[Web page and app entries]

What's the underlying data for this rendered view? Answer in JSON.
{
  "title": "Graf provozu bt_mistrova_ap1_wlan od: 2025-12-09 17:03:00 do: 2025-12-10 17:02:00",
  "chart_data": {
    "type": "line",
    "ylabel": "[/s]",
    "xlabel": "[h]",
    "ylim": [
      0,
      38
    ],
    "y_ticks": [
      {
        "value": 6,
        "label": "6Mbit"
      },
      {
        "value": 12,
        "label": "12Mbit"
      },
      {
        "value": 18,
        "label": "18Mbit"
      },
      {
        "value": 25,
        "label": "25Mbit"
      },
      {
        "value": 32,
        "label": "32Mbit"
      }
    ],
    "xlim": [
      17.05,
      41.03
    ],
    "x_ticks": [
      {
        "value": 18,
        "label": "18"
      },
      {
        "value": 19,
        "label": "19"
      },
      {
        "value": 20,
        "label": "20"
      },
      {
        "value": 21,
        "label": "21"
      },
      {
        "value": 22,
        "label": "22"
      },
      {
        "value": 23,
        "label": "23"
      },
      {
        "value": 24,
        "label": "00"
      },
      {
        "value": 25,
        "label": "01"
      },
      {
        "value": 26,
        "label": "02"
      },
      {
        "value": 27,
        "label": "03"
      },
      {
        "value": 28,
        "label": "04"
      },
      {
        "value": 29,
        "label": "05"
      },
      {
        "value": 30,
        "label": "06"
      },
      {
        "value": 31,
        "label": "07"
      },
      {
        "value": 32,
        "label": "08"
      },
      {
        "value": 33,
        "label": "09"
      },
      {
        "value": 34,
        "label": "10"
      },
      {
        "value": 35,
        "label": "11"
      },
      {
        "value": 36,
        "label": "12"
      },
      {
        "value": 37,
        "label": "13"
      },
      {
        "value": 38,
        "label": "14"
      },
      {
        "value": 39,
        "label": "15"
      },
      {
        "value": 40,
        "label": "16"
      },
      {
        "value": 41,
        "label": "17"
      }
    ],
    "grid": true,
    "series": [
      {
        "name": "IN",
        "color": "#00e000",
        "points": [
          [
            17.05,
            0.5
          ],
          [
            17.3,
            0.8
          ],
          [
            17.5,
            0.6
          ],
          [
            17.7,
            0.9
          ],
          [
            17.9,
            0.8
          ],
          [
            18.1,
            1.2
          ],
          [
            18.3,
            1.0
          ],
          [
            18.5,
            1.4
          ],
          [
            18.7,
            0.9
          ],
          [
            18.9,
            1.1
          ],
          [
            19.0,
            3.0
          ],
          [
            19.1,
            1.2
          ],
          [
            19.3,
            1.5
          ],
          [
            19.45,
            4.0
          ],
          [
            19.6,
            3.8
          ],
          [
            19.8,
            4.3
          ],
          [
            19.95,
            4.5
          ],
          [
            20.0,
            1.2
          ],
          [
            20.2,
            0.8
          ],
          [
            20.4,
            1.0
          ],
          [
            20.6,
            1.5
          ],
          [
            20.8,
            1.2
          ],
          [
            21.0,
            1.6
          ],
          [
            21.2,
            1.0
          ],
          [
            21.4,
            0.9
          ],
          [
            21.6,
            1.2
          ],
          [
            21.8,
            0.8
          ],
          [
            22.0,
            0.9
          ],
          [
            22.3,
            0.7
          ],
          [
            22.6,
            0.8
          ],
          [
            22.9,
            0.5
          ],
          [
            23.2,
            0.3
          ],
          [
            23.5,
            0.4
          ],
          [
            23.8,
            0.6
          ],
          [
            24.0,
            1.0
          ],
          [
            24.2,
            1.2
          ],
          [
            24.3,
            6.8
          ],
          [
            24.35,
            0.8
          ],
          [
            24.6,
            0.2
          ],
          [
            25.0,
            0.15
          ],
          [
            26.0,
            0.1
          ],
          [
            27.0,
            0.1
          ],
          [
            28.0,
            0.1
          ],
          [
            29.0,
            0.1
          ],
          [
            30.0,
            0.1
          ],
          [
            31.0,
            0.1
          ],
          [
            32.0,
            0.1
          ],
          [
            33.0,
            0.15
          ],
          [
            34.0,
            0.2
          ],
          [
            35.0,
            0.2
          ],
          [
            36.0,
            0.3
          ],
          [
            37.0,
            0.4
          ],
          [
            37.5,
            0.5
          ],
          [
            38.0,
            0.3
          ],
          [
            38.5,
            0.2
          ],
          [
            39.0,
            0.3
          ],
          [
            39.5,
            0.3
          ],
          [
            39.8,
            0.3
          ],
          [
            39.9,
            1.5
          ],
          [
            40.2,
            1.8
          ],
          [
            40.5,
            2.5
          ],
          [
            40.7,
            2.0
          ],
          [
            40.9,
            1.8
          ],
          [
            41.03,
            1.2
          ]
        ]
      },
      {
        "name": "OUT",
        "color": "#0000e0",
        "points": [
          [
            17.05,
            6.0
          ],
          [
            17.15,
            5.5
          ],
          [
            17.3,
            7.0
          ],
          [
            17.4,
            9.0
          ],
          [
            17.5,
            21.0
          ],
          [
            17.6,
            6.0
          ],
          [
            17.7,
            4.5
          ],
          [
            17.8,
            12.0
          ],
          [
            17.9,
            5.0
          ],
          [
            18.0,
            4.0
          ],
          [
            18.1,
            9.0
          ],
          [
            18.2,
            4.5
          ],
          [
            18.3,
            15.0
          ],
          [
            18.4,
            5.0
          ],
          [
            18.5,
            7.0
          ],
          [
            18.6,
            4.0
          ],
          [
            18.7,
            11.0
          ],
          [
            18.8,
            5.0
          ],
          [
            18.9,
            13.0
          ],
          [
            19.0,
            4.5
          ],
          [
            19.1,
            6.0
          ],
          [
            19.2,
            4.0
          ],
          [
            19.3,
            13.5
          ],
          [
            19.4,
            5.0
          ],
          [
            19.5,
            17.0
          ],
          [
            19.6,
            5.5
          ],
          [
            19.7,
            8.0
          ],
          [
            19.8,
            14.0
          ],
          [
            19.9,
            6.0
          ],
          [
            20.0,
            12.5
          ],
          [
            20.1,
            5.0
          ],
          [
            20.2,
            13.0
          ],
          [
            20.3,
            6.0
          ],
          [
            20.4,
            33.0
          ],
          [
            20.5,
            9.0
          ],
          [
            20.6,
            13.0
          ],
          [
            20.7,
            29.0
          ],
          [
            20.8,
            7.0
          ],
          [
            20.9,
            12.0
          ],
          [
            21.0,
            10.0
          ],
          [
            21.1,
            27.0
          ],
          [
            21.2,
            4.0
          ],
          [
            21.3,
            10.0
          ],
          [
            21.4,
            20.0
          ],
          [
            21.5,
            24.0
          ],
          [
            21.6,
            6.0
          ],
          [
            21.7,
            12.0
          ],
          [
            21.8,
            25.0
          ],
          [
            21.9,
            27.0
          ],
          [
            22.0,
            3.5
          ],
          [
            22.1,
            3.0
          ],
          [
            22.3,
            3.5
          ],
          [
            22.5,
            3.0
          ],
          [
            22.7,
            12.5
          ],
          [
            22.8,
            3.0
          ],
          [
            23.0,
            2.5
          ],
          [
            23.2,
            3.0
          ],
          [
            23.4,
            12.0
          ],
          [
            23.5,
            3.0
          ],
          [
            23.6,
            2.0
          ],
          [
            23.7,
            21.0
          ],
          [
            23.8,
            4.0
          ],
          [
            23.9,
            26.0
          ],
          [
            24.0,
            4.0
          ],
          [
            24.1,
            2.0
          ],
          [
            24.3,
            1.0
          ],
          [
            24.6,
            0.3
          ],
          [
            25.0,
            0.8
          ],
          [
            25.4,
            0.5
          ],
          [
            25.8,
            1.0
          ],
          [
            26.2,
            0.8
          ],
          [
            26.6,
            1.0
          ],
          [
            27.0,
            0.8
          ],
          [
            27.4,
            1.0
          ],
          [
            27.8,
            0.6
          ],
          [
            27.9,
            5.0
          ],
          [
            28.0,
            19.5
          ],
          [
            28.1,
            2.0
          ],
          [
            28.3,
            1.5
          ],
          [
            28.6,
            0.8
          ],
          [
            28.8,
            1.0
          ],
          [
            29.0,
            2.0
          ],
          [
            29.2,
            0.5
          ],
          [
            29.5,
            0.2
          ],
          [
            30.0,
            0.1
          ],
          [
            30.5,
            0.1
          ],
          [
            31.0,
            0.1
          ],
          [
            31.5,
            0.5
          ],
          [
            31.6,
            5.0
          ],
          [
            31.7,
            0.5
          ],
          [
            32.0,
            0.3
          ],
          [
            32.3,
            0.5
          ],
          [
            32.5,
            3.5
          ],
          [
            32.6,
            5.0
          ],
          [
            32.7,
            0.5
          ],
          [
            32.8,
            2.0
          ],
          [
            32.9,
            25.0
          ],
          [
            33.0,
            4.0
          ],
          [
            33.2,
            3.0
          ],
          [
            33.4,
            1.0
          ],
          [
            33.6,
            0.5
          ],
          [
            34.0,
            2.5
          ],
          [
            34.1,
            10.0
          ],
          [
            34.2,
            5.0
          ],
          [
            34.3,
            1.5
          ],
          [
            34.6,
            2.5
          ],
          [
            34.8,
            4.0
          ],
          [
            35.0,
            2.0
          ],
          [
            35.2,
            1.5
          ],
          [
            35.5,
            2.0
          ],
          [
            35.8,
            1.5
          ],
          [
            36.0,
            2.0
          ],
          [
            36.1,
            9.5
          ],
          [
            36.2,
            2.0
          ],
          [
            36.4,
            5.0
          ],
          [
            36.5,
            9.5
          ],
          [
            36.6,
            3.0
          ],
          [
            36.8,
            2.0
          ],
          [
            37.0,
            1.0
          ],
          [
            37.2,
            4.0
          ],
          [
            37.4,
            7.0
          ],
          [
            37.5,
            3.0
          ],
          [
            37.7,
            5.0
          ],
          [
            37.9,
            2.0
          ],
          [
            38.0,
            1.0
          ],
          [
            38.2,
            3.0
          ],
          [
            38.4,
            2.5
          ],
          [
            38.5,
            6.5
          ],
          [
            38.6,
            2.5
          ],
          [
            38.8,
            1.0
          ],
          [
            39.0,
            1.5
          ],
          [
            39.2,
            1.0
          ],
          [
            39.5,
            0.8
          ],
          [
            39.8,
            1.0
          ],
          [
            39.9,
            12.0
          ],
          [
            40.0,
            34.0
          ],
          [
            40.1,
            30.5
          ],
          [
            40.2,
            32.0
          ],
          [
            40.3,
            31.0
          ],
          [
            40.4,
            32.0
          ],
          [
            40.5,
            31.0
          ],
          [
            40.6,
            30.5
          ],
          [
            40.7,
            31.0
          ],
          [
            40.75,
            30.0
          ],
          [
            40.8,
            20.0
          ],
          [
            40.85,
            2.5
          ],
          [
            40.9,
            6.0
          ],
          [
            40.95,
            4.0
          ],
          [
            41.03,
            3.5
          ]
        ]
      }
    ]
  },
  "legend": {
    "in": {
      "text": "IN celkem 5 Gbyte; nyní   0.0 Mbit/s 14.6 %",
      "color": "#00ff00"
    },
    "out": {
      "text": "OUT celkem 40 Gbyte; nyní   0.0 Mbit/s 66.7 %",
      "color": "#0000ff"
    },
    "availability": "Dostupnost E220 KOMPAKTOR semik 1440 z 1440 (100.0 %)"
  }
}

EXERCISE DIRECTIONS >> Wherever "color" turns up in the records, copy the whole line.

TASK ANSWER >>
        "color": "#00e000",
        "color": "#0000e0",
      "color": "#00ff00"
      "color": "#0000ff"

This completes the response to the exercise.